Mourinho's comments came after the Blues shook off a tough QPR side to win 2-1 on Saturday afternoon. In an interview with talkSPORT, the Chelsea boss claimed it was like "playing in an empty stadium."
This isn't a rare outburst from The Special One, though; in his time at Inter and Madrid he was known for making similar statements, but was he right to?
From a personal point of view, I agree. It's been the case for a few seasons now and unfortunately that's the future of the game we love.
As a season ticket holder, I take my seat every week in the East Stand - those of you who have been to games over the years will know that the East Stand is not renowned for its atmosphere, and it drives me crazy. "East Stand, give us a song, East stand, East Stand give us a song!"...
I'm constantly surrounded by people who rarely talk about the game they're watching, or even show any sort of knowledge regarding Chelsea Football Club; my favourite from the last couple of seasons came from a guy in the row behind me, who asked his friend: 'Who's that number eight for Chelsea?'
It's not every game, of course; particularly European nights at the Bridge are fairly special. It just seems that with games on par with Saturday's fixture, people feel the result is a given and there isn't enough support for the team.

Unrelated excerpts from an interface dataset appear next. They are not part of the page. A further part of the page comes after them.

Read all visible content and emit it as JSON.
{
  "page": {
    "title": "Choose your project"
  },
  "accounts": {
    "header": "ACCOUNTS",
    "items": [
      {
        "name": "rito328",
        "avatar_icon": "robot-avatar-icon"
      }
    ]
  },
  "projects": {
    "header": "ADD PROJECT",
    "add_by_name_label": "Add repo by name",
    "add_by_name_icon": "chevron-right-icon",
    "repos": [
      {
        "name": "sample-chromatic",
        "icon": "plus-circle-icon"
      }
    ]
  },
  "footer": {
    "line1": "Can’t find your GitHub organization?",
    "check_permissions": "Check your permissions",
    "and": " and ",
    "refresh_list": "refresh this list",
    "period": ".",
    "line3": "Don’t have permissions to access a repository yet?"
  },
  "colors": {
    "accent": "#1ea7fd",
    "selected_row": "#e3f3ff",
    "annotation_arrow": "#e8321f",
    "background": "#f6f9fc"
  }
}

The quieter periods of the game make it extremely difficult to enjoy the experience of being at a football match.
The sad reality is, as much of today's Twitter talk has suggested, Premier League stadiums are often filled with tourists and 'glory hunters'. I think it's fair to say that the club themselves need to take some of the blame for the occasional absence of an atmosphere as ticket prices seem increasingly ridiculous.
In an interview with BBC Sport, Chelsea Supporters' Trust Chairman, Tim Rolls, suggested that the fans likely to make the most noise are the ones who can't afford to get in.
"It's unrealistic to expect 18-19 year-olds on minimum wage to come to Stamford Bridge or any other Premier League ground - this isn't just at Chelsea, it's an issue across the board" said Rolls.
Without lower ticket prices, we will see an increasing amount of tourists and 'plastic fans' because that's the direction that football is heading in. People would rather watch from the comfort of their own homes than pay farcical prices to have their view impaired by the abnormally tall fella' in front.
Mourinho's comments have sparked a debate across the world of football fan culture, and rightly so. It's about time something changed, because sooner or later the real football fans will become the minority.
What are your thoughts?